Items from an interface collection:
◇ ◇ ◇ ◇ ◇ ◇ ◇

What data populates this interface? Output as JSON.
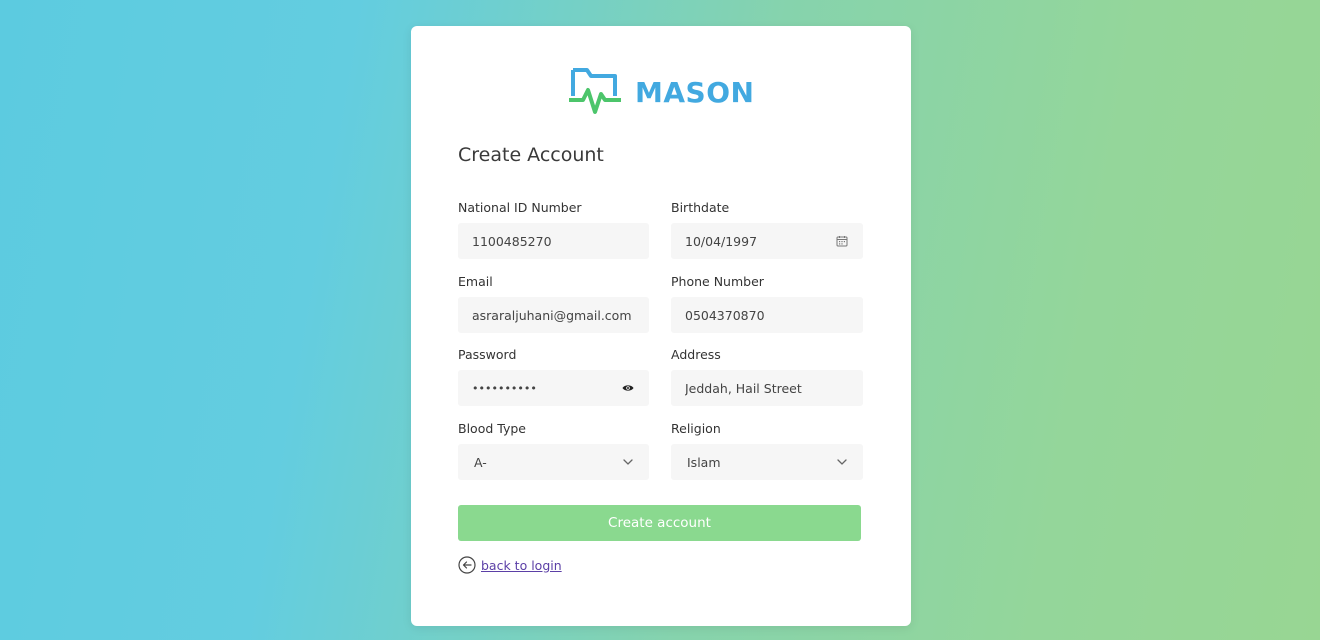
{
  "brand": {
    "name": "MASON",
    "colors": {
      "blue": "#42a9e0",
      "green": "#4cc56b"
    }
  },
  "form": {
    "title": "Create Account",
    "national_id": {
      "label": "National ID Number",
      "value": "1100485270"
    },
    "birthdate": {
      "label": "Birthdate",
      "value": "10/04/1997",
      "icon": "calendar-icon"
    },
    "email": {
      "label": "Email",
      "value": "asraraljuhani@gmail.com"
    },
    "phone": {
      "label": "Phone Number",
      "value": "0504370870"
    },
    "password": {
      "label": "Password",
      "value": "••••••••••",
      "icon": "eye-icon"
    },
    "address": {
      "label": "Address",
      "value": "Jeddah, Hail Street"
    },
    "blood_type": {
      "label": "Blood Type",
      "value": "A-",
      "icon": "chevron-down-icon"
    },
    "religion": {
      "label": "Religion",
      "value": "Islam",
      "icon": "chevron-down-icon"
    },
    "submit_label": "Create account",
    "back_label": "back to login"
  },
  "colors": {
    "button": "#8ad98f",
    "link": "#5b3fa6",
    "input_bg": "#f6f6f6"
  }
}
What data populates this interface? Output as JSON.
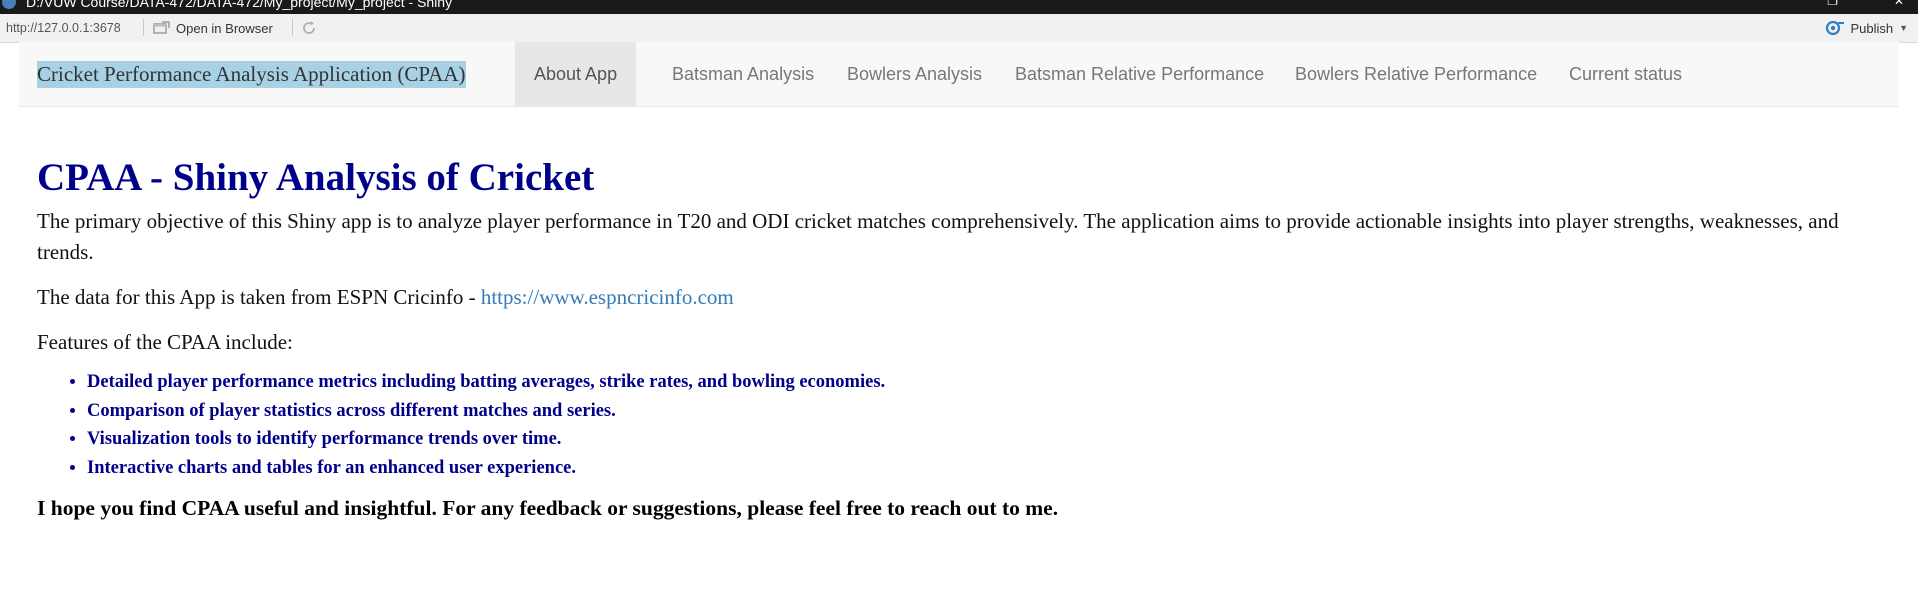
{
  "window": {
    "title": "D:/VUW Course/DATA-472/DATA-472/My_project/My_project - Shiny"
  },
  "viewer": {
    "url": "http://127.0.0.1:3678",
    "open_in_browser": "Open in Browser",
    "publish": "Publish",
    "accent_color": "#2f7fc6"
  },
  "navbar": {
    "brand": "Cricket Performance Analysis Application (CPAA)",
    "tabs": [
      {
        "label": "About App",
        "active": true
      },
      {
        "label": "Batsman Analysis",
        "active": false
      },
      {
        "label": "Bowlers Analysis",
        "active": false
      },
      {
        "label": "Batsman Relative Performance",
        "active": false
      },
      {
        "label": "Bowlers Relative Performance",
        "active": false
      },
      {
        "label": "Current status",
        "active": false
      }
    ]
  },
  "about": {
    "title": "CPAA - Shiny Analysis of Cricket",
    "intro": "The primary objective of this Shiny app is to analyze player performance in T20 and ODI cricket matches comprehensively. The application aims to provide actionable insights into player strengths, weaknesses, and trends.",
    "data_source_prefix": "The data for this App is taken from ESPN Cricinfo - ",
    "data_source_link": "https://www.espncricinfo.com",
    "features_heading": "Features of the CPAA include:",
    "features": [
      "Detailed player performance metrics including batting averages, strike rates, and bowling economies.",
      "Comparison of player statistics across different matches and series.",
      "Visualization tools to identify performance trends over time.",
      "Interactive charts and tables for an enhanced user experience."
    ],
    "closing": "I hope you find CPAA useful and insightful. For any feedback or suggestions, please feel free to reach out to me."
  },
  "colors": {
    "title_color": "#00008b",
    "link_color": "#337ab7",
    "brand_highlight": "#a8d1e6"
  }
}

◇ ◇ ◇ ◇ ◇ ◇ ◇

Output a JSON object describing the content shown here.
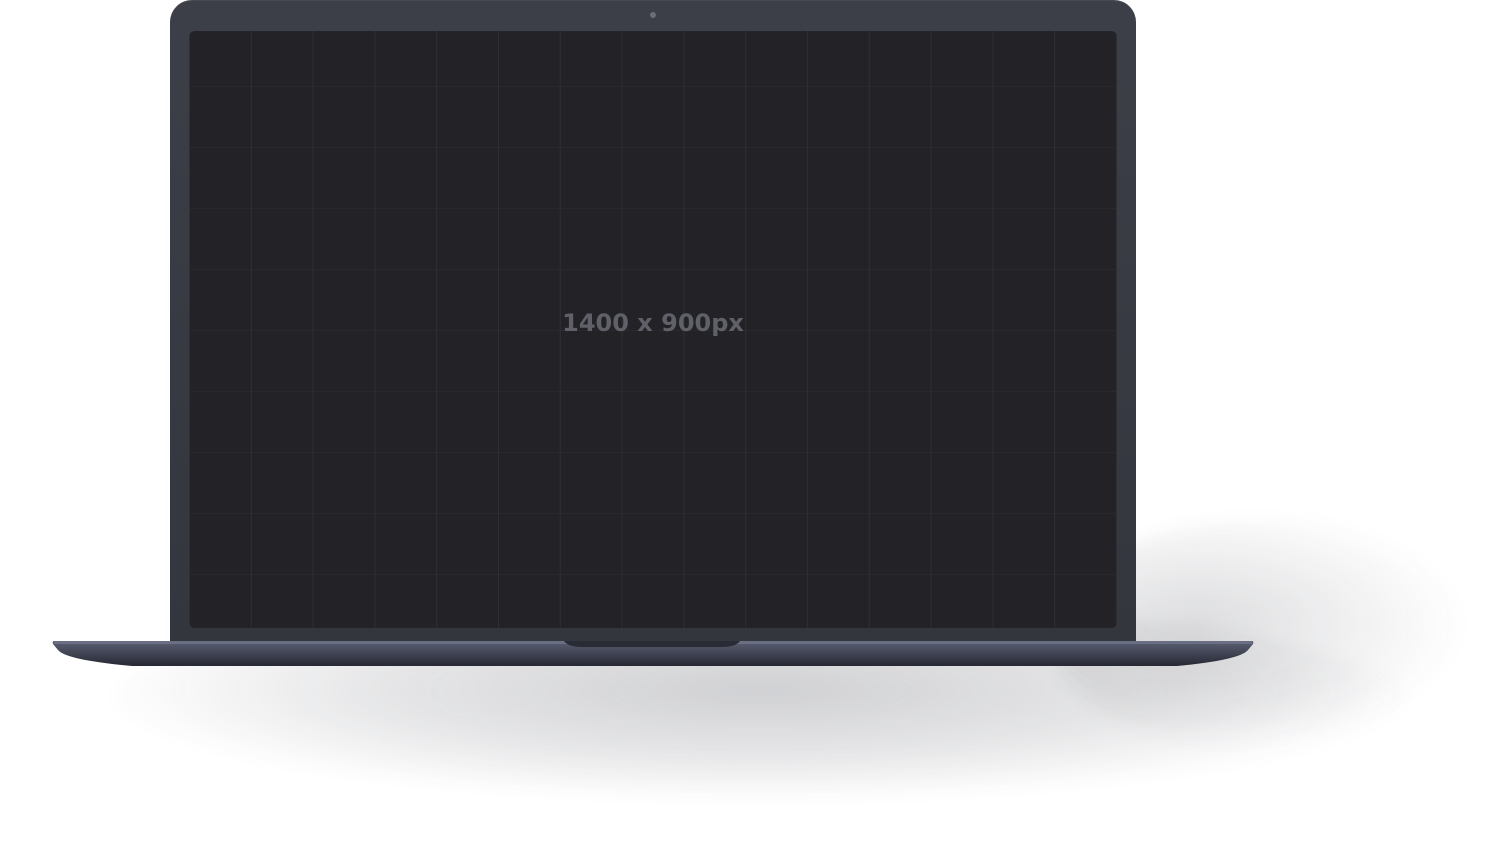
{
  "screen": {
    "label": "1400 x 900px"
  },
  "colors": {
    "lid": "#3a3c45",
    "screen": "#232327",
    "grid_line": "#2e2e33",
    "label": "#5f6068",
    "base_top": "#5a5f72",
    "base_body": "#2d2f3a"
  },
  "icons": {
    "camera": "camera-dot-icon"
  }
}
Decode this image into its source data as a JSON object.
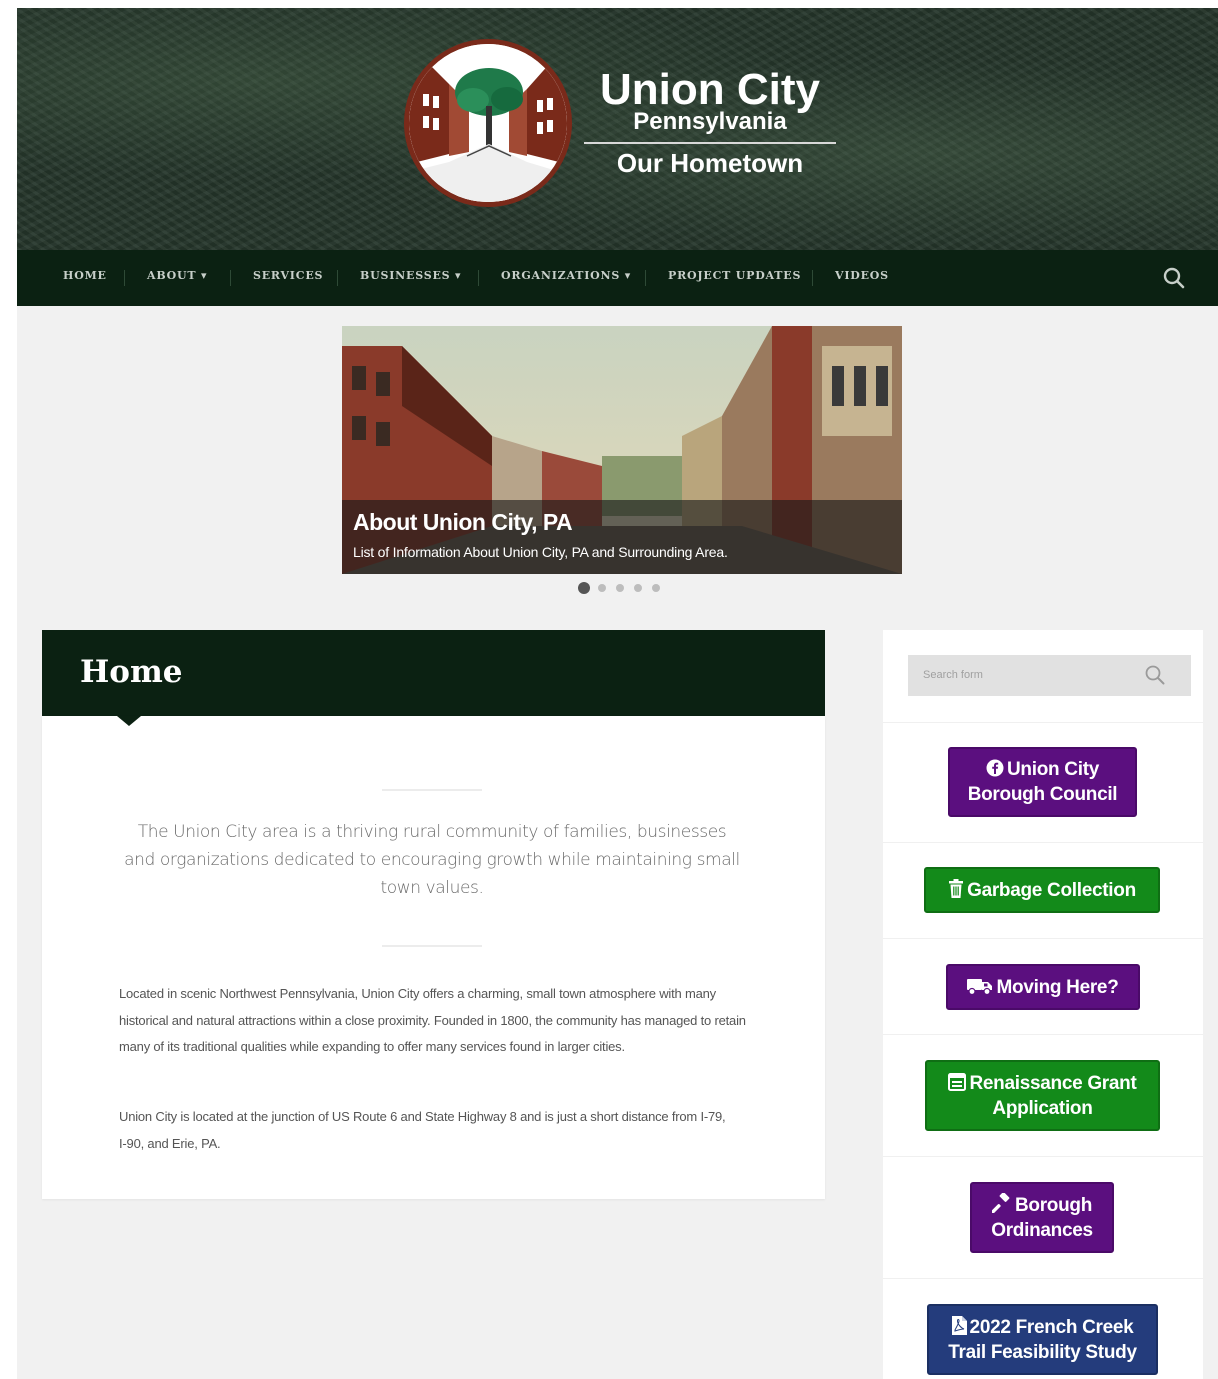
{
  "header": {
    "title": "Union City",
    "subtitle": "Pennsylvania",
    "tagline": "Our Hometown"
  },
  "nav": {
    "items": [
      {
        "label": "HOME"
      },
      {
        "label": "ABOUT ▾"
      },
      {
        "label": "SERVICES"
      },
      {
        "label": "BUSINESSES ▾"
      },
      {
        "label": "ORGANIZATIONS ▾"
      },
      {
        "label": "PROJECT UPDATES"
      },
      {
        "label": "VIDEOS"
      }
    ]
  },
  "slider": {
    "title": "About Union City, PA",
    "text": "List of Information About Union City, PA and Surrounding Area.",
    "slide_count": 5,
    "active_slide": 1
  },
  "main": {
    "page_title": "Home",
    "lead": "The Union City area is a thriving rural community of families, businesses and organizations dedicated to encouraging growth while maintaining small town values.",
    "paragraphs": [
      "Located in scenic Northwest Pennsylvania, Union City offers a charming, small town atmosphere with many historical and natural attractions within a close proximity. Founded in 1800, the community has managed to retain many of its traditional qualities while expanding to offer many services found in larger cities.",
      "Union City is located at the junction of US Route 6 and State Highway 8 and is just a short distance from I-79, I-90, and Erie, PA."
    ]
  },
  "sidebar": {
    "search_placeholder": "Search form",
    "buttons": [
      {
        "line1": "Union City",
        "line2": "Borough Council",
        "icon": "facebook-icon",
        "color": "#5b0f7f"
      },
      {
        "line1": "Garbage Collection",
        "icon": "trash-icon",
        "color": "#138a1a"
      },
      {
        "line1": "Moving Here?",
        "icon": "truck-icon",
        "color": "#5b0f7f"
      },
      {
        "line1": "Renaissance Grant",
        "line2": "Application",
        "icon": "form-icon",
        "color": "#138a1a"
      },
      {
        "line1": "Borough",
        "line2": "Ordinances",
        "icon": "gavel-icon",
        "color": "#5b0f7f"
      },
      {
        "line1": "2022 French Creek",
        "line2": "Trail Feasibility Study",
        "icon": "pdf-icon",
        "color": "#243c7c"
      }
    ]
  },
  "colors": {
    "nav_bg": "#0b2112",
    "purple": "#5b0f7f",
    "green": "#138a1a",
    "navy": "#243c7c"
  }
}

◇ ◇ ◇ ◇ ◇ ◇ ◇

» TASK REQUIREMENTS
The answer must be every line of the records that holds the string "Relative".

» ANSWER BOX
        "label": "Batsman Relative Performance",
        "label": "Bowlers Relative Performance",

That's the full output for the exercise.